When experimenting in Scratch on your Raspberry Pi, maybe you want to make the sprite do something like jump when you press one key, hide behind another sprite when you press a different key, or bounce before it hits the edge.
To do that, you need to know where it is. And you have to be able to change where it is. You can do this in Scratch using variable blocks.
A variable is like a box that holds a number. The box has a name, so you can tell it from other boxes. And it has space for a number.
Variables can remember letters, words, and sentences, too.
Using variables in Scratch
Scratch can do three clever things with variables. The first is make them. Variables have special blocks, and when you make one variable, you get some special blocks to help you use it. You can set the variable to a number or add a number to it.
When you make a variable, it appears on the stage. You don’t always want this, so you can use a hide variable block to make it go away. And you can use a show variable block to make it come back.
The second clever thing is math. You can add, subtract, multiply, and divide variables by some number. You can even add, subtract, multiply, and divide one variable by another!
The final clever thing is best of all. You can use a variable wherever you see a number. For example, you can tell a go to block to use a variable you make. When you click the go to block or when Scratch reaches it in a script, the block moves the sprite to the number stored in the variable.
This gives you way more options than moving a sprite to the same place all the time. You can change the numbers by hand. Or with math. Or by making them follow other numbers, like the position of some other sprite.
Making a variable in Scratch
To make a variable, click the darker orange Variables button at the bottom right of the block types in the block list area. Three buttons appear. You can click them to
Make a variable
Delete a variable
Make a list

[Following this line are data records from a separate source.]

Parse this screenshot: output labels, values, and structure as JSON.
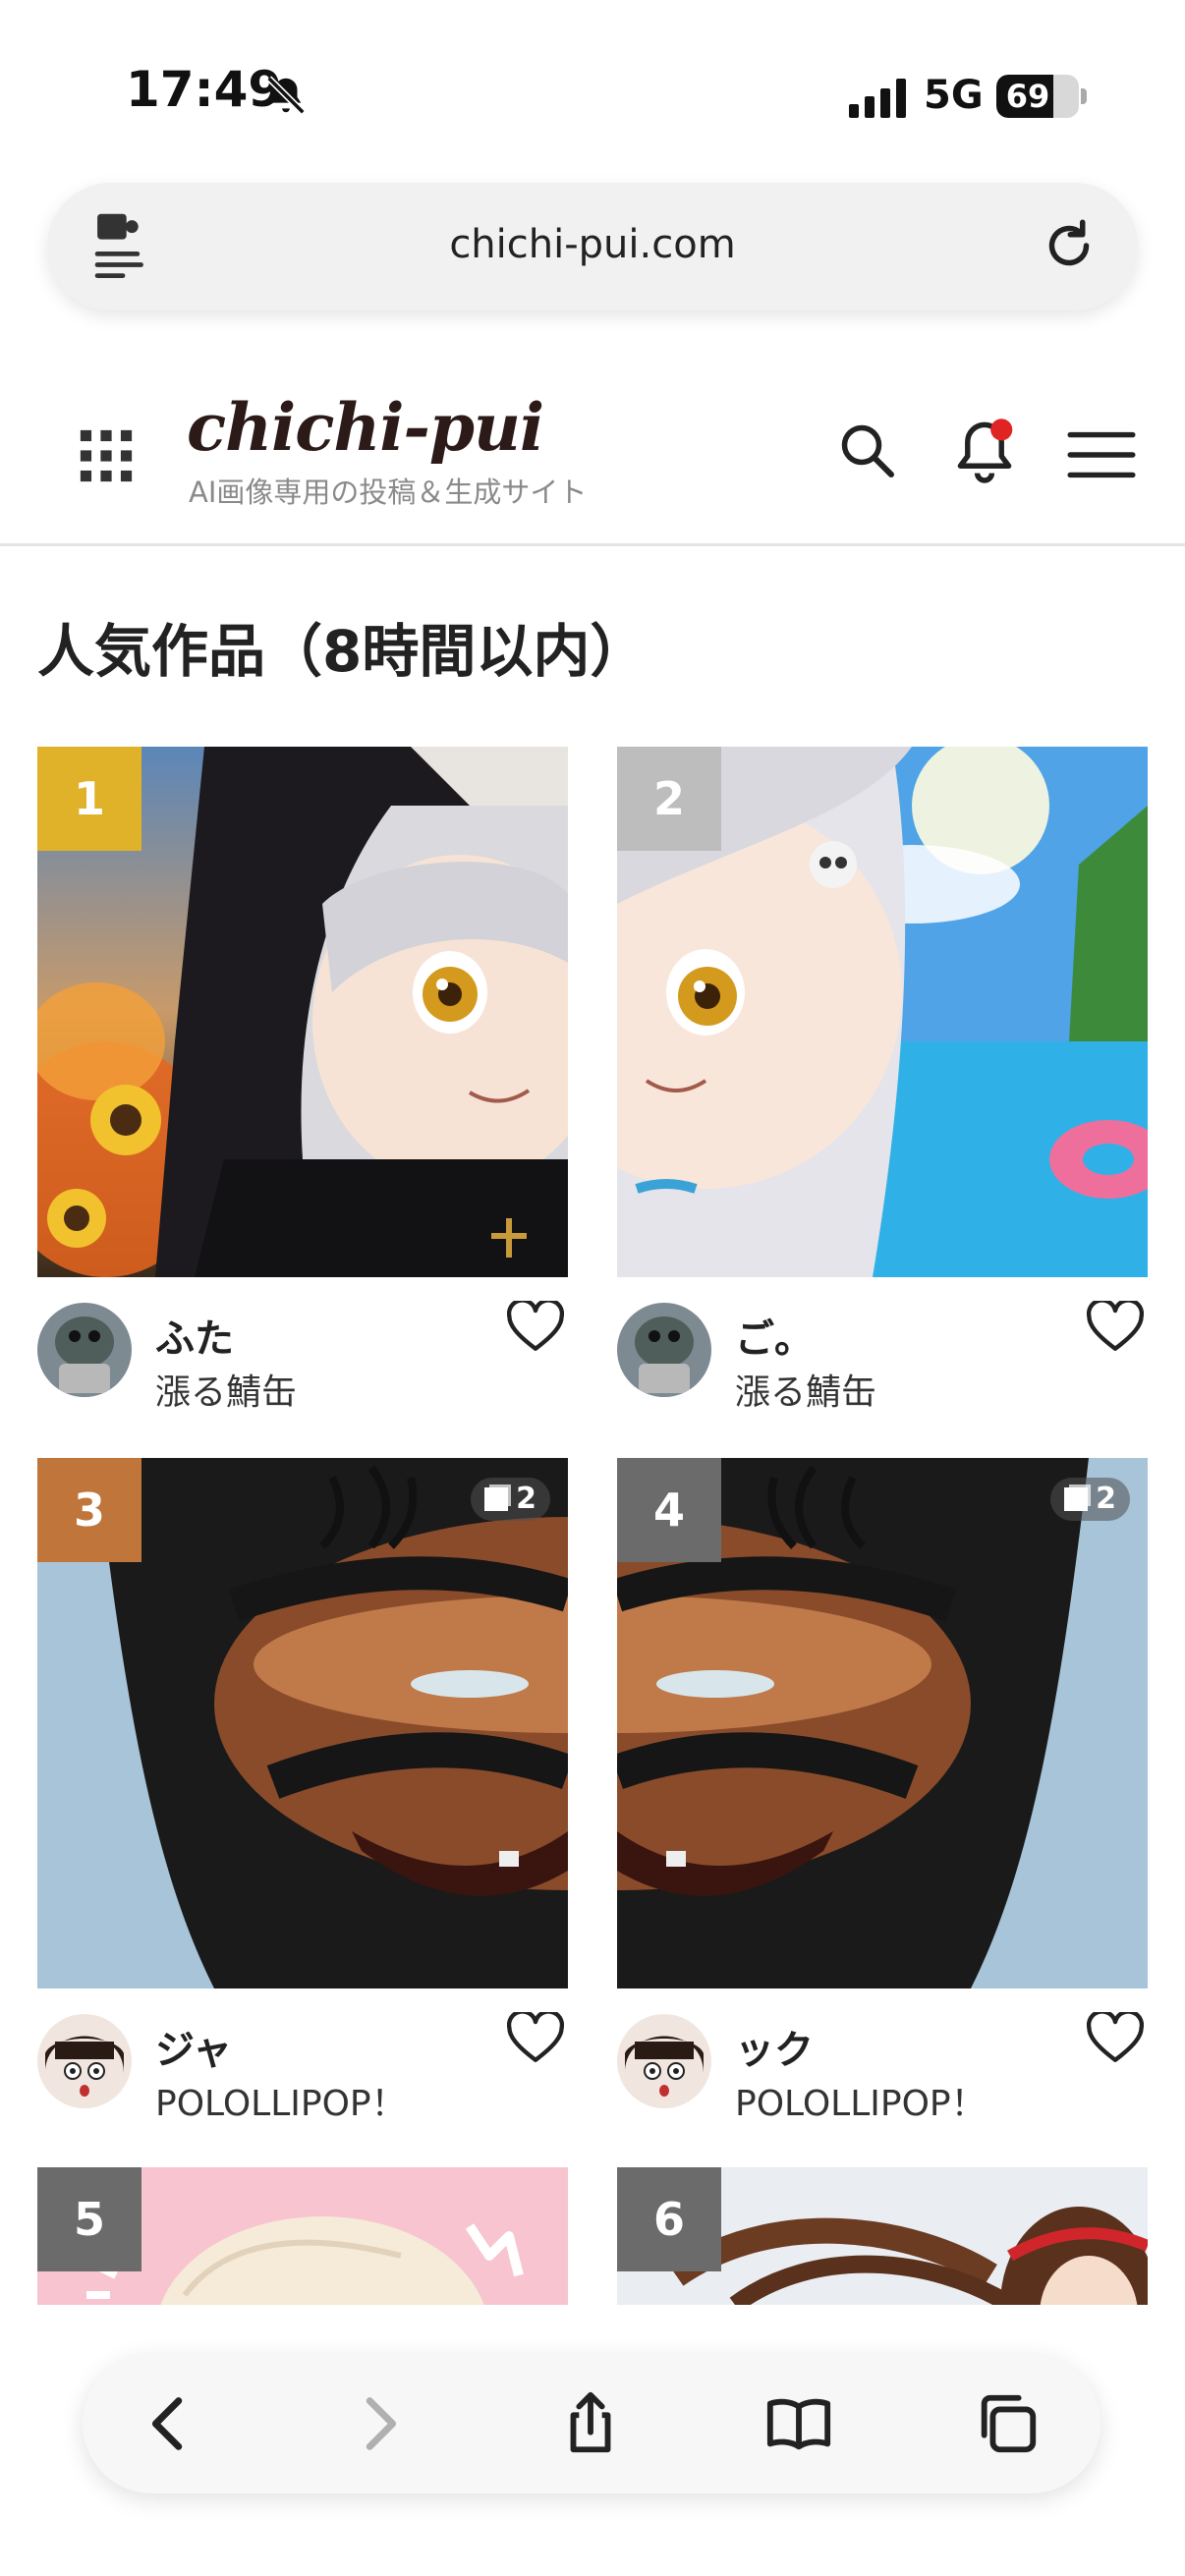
{
  "status": {
    "time": "17:49",
    "network": "5G",
    "battery": "69",
    "battery_level": 0.69
  },
  "browser": {
    "url": "chichi-pui.com"
  },
  "site": {
    "logo": "chichi-pui",
    "tagline": "AI画像専用の投稿＆生成サイト",
    "notification_dot_color": "#e02424"
  },
  "section": {
    "title": "人気作品（8時間以内）"
  },
  "cards": [
    {
      "rank": "1",
      "title": "ふた",
      "author": "漲る鯖缶",
      "rank_color": "#e0b22a"
    },
    {
      "rank": "2",
      "title": "ご。",
      "author": "漲る鯖缶",
      "rank_color": "#bdbdbd"
    },
    {
      "rank": "3",
      "title": "ジャ",
      "author": "POLOLLIPOP！",
      "count": "2",
      "rank_color": "#c0753a"
    },
    {
      "rank": "4",
      "title": "ック",
      "author": "POLOLLIPOP！",
      "count": "2",
      "rank_color": "#6b6b6b"
    },
    {
      "rank": "5",
      "rank_color": "#6b6b6b"
    },
    {
      "rank": "6",
      "rank_color": "#6b6b6b"
    }
  ]
}
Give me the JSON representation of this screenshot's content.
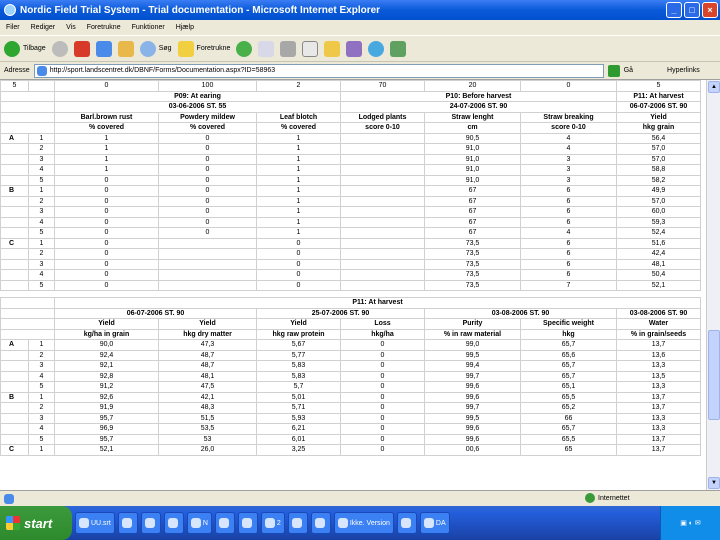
{
  "window": {
    "title": "Nordic Field Trial System - Trial documentation - Microsoft Internet Explorer"
  },
  "menu": [
    "Filer",
    "Rediger",
    "Vis",
    "Foretrukne",
    "Funktioner",
    "Hjælp"
  ],
  "toolbar": {
    "back": "Tilbage",
    "search": "Søg",
    "favorites": "Foretrukne"
  },
  "address": {
    "label": "Adresse",
    "url": "http://sport.landscentret.dk/DBNF/Forms/Documentation.aspx?ID=58963",
    "go": "Gå",
    "links": "Hyperlinks"
  },
  "table1": {
    "toprow": [
      "5",
      "0",
      "100",
      "2",
      "70",
      "20",
      "0",
      "5"
    ],
    "groups": [
      {
        "label": "P09: At earing",
        "date": "03-06-2006 ST. 55"
      },
      {
        "label": "P10: Before harvest",
        "date": "24-07-2006 ST. 90"
      },
      {
        "label": "P11: At harvest",
        "date": "06-07-2006 ST. 90"
      }
    ],
    "headers": [
      [
        "Barl.brown rust",
        "% covered"
      ],
      [
        "Powdery mildew",
        "% covered"
      ],
      [
        "Leaf blotch",
        "% covered"
      ],
      [
        "Lodged plants",
        "score 0-10"
      ],
      [
        "Straw lenght",
        "cm"
      ],
      [
        "Straw breaking",
        "score 0-10"
      ],
      [
        "Yield",
        "hkg grain"
      ]
    ],
    "rows": [
      [
        "A",
        "1",
        "1",
        "0",
        "1",
        "",
        "90,5",
        "4",
        "56,4"
      ],
      [
        "",
        "2",
        "1",
        "0",
        "1",
        "",
        "91,0",
        "4",
        "57,0"
      ],
      [
        "",
        "3",
        "1",
        "0",
        "1",
        "",
        "91,0",
        "3",
        "57,0"
      ],
      [
        "",
        "4",
        "1",
        "0",
        "1",
        "",
        "91,0",
        "3",
        "58,8"
      ],
      [
        "",
        "5",
        "0",
        "0",
        "1",
        "",
        "91,0",
        "3",
        "58,2"
      ],
      [
        "B",
        "1",
        "0",
        "0",
        "1",
        "",
        "67",
        "6",
        "49,9"
      ],
      [
        "",
        "2",
        "0",
        "0",
        "1",
        "",
        "67",
        "6",
        "57,0"
      ],
      [
        "",
        "3",
        "0",
        "0",
        "1",
        "",
        "67",
        "6",
        "60,0"
      ],
      [
        "",
        "4",
        "0",
        "0",
        "1",
        "",
        "67",
        "6",
        "59,3"
      ],
      [
        "",
        "5",
        "0",
        "0",
        "1",
        "",
        "67",
        "4",
        "52,4"
      ],
      [
        "C",
        "1",
        "0",
        "",
        "0",
        "",
        "73,5",
        "6",
        "51,6"
      ],
      [
        "",
        "2",
        "0",
        "",
        "0",
        "",
        "73,5",
        "6",
        "42,4"
      ],
      [
        "",
        "3",
        "0",
        "",
        "0",
        "",
        "73,5",
        "6",
        "48,1"
      ],
      [
        "",
        "4",
        "0",
        "",
        "0",
        "",
        "73,5",
        "6",
        "50,4"
      ],
      [
        "",
        "5",
        "0",
        "",
        "0",
        "",
        "73,5",
        "7",
        "52,1"
      ]
    ]
  },
  "table2": {
    "group": "P11: At harvest",
    "dates": [
      "06-07-2006 ST. 90",
      "25-07-2006 ST. 90",
      "03-08-2006 ST. 90",
      "03-08-2006 ST. 90"
    ],
    "headers": [
      [
        "Yield",
        "kg/ha in grain"
      ],
      [
        "Yield",
        "hkg dry matter"
      ],
      [
        "Yield",
        "hkg raw protein"
      ],
      [
        "Loss",
        "hkg/ha"
      ],
      [
        "Purity",
        "% in raw material"
      ],
      [
        "Specific weight",
        "hkg"
      ],
      [
        "Water",
        "% in grain/seeds"
      ]
    ],
    "rows": [
      [
        "A",
        "1",
        "90,0",
        "47,3",
        "5,67",
        "0",
        "99,0",
        "65,7",
        "13,7"
      ],
      [
        "",
        "2",
        "92,4",
        "48,7",
        "5,77",
        "0",
        "99,5",
        "65,6",
        "13,6"
      ],
      [
        "",
        "3",
        "92,1",
        "48,7",
        "5,83",
        "0",
        "99,4",
        "65,7",
        "13,3"
      ],
      [
        "",
        "4",
        "92,8",
        "48,1",
        "5,83",
        "0",
        "99,7",
        "65,7",
        "13,5"
      ],
      [
        "",
        "5",
        "91,2",
        "47,5",
        "5,7",
        "0",
        "99,6",
        "65,1",
        "13,3"
      ],
      [
        "B",
        "1",
        "92,6",
        "42,1",
        "5,01",
        "0",
        "99,6",
        "65,5",
        "13,7"
      ],
      [
        "",
        "2",
        "91,9",
        "48,3",
        "5,71",
        "0",
        "99,7",
        "65,2",
        "13,7"
      ],
      [
        "",
        "3",
        "95,7",
        "51,5",
        "5,93",
        "0",
        "99,5",
        "66",
        "13,3"
      ],
      [
        "",
        "4",
        "96,9",
        "53,5",
        "6,21",
        "0",
        "99,6",
        "65,7",
        "13,3"
      ],
      [
        "",
        "5",
        "95,7",
        "53",
        "6,01",
        "0",
        "99,6",
        "65,5",
        "13,7"
      ],
      [
        "C",
        "1",
        "52,1",
        "26,0",
        "3,25",
        "0",
        "00,6",
        "65",
        "13,7"
      ]
    ]
  },
  "status": {
    "zone": "Internettet"
  },
  "taskbar": {
    "start": "start",
    "tasks": [
      "UU.srt",
      "",
      "",
      "",
      "N",
      "",
      "",
      "2",
      "",
      "",
      "Ikke. Version",
      "",
      "DA"
    ]
  }
}
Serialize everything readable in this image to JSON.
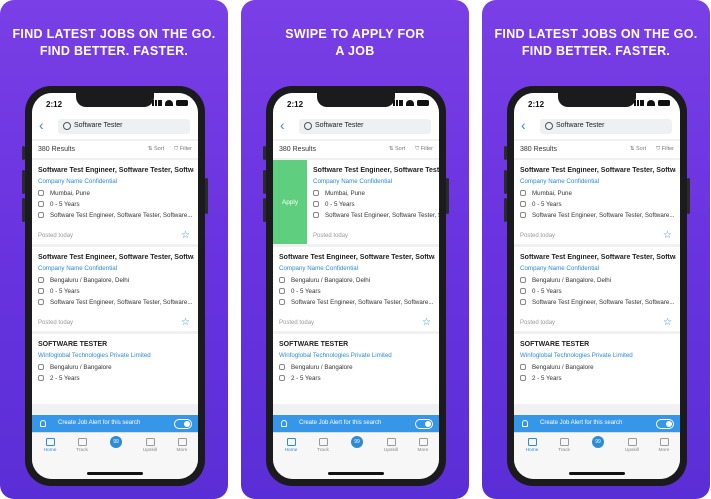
{
  "panels": [
    {
      "headline": [
        "FIND LATEST JOBS ON THE GO.",
        "FIND BETTER. FASTER."
      ],
      "swiped": false
    },
    {
      "headline": [
        "SWIPE TO APPLY FOR",
        "A JOB"
      ],
      "swiped": true
    },
    {
      "headline": [
        "FIND LATEST JOBS ON THE GO.",
        "FIND BETTER. FASTER."
      ],
      "swiped": false
    }
  ],
  "status": {
    "time": "2:12"
  },
  "search": {
    "query": "Software Tester"
  },
  "results": {
    "count": "380 Results",
    "sort": "Sort",
    "filter": "Filter"
  },
  "apply_label": "Apply",
  "jobs": [
    {
      "title": "Software Test Engineer, Software Tester, Softwa...",
      "company": "Company Name Confidential",
      "location": "Mumbai, Pune",
      "experience": "0 - 5 Years",
      "skills": "Software Test Engineer, Software Tester, Software...",
      "posted": "Posted today"
    },
    {
      "title": "Software Test Engineer, Software Tester, Softwa...",
      "company": "Company Name Confidential",
      "location": "Bengaluru / Bangalore, Delhi",
      "experience": "0 - 5 Years",
      "skills": "Software Test Engineer, Software Tester, Software...",
      "posted": "Posted today"
    },
    {
      "title": "SOFTWARE TESTER",
      "company": "Winfoglobal Technologies Private Limited",
      "location": "Bengaluru / Bangalore",
      "experience": "2 - 5 Years"
    }
  ],
  "alert": {
    "text": "Create Job Alert for this search"
  },
  "tabs": [
    {
      "label": "Home",
      "active": true
    },
    {
      "label": "Track"
    },
    {
      "label": "",
      "badge": "99"
    },
    {
      "label": "Upskill"
    },
    {
      "label": "More"
    }
  ],
  "colors": {
    "gradient_top": "#7a3fe6",
    "gradient_bottom": "#5a2ed6",
    "accent": "#2b8bd6",
    "apply_green": "#5fcf7f",
    "alert_blue": "#3696e8"
  }
}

A list is a special kind of a variable that holds other variables. It’s like a big box with lots of smaller boxes inside it. They’re numbered so that you can tell them apart and do things like get the third box and change what’s inside it. You can ignore lists for now.
To make a new variable
Click the make a variable pattern.
You see a window like the one in the following figure.
Type sprite1_x into the Variable Name? box.
Leave the For All Sprites option checked and click OK.
Whoa! Stuff happens! Scratch makes some new blocks. And if you look at the stage, you’ll see a box appears, with the name of your variable sprite1_x and a number.
When you make a new variable, the number is always 0 because you haven’t changed it yet. The following figure shows what you get.
Can you use variables to replace any number? You totally can! You can use a set block to set a variable to the value of another variable. In a change block, you can make the by value a variable. You can make scripts that are really smart, with variables passing values to other variables between sprites all over the stage. There are almost no limits to what you can do.